Martha isn’t comforted.
“Jack lies,” Ianto informs her, coming in with afternoon tea and a half-smile.
“About what?” Martha asks dryly, because it’s really not new news; as far as she can tell Jack never tells the truth if an imaginary story will waste more time and confuse everyone.
“It doesn’t get easier,” Ianto shrugs. “It doesn’t ever get easier; you just learn more ways to pretend that it doesn’t matter.”
“You’re a ray of sunshine, aren’t you?” Martha murmurs, grinning at him.
Ianto smiles back. “Owen used to say that,” he tells her. “Tosh just used to agree with me.”
“I’m here,” Martha says. “I’m here and apparently that’s not going to change. You don’t need to tell me any more horror stories.”
Ianto just shakes his head, walking back up the stairs, leaving her to the quiet. Martha contemplates emailing Tom, but once again there’s nothing to say, and upstairs the artefact Mickey and Gwen have been investigating implodes, filling the world with noise and blocking out the doubts in her head.
How did you bear it? Martha asks Owen, or, at least, her imaginary version of Owen who is either hanging around because she feels out of her depth or because she’s going completely and utterly insane.
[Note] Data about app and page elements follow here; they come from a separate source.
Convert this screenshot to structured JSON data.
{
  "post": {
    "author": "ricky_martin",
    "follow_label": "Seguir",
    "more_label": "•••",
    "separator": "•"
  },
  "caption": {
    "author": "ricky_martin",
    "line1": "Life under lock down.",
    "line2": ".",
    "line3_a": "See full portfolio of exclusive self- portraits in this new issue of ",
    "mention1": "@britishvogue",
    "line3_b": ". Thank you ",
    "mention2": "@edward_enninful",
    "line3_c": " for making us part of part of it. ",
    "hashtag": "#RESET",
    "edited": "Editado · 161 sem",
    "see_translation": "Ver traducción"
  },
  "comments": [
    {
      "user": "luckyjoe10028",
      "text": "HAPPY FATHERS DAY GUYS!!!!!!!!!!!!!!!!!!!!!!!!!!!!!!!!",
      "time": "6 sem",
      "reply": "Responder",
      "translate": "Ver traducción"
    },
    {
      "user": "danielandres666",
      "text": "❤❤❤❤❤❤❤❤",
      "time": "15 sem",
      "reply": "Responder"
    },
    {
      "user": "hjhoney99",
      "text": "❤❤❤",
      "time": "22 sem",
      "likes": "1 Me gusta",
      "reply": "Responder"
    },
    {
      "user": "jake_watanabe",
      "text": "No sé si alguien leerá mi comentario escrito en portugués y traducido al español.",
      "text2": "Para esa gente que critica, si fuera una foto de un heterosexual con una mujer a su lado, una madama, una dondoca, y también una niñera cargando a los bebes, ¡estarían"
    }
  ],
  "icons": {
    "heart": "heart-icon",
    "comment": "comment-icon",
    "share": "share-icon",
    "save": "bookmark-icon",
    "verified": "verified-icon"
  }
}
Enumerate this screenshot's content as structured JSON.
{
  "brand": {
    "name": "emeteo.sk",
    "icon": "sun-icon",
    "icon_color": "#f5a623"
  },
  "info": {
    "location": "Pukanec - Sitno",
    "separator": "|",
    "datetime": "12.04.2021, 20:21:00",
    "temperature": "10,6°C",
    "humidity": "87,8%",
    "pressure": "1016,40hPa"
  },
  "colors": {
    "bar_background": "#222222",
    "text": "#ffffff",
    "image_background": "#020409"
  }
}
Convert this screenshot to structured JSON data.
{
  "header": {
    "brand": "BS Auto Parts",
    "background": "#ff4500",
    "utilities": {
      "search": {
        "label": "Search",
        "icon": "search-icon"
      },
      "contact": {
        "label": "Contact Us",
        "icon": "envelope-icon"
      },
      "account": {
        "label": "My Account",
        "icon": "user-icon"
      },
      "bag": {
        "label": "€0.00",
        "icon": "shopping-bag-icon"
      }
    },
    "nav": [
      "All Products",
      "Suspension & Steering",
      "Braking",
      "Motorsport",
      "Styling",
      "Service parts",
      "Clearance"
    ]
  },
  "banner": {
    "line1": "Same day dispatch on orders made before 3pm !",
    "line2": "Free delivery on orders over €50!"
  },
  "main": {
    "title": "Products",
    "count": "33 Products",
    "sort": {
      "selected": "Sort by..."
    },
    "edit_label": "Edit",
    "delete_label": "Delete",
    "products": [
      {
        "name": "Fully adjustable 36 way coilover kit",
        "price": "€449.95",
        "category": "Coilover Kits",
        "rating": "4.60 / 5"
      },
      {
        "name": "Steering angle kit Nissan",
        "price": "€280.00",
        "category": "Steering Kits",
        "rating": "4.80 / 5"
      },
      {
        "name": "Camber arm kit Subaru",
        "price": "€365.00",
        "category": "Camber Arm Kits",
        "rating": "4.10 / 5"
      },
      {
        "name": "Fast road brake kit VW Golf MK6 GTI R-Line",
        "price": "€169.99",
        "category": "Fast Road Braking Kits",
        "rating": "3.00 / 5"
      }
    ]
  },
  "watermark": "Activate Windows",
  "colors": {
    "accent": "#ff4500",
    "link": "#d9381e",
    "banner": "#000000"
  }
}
One of the two. At Torchwood, Martha doubts that insanity actually matters that much, and anyway, it’s practically the catch-22 situation; how could you tell if anyone was mad here?
Owen just laughs, and he’s dead and gone like the myriad of other people in drawers stretching away into apparent eternity in the morgue.
You’re going to be ok, Martha Jones, he tells her.
You can’t know that, Martha all but snaps.
Of course I can. It’s too late for you, sweetheart; Torchwood’s getting inside you.
She sighs, angry and sad, but of course it’s true. You can’t work here for long without feeling that familiar cold sinking in; underneath the permanent fear and the aching loss of whatever drove you here, there’s the eventual feeling that nothing at all matters.
I don’t want Torchwood to get inside me, Martha murmurs quietly.
It’s already begun, Owen grins. She shuts her eyes and Owen pushes a lock of hair off her forehead. For what it’s worth, I’m sorry.
I think you should leave, Martha decides firmly.
You don’t need me any more, Owen agrees. Any day now and you’ll fit right in here.
Martha doesn’t want to fit right in here, but she’s seeing the changes in Mickey already, which implies that she’s changing too. She opens her eyes, and she’s alone. Of course she is.
Nothing ever really changes.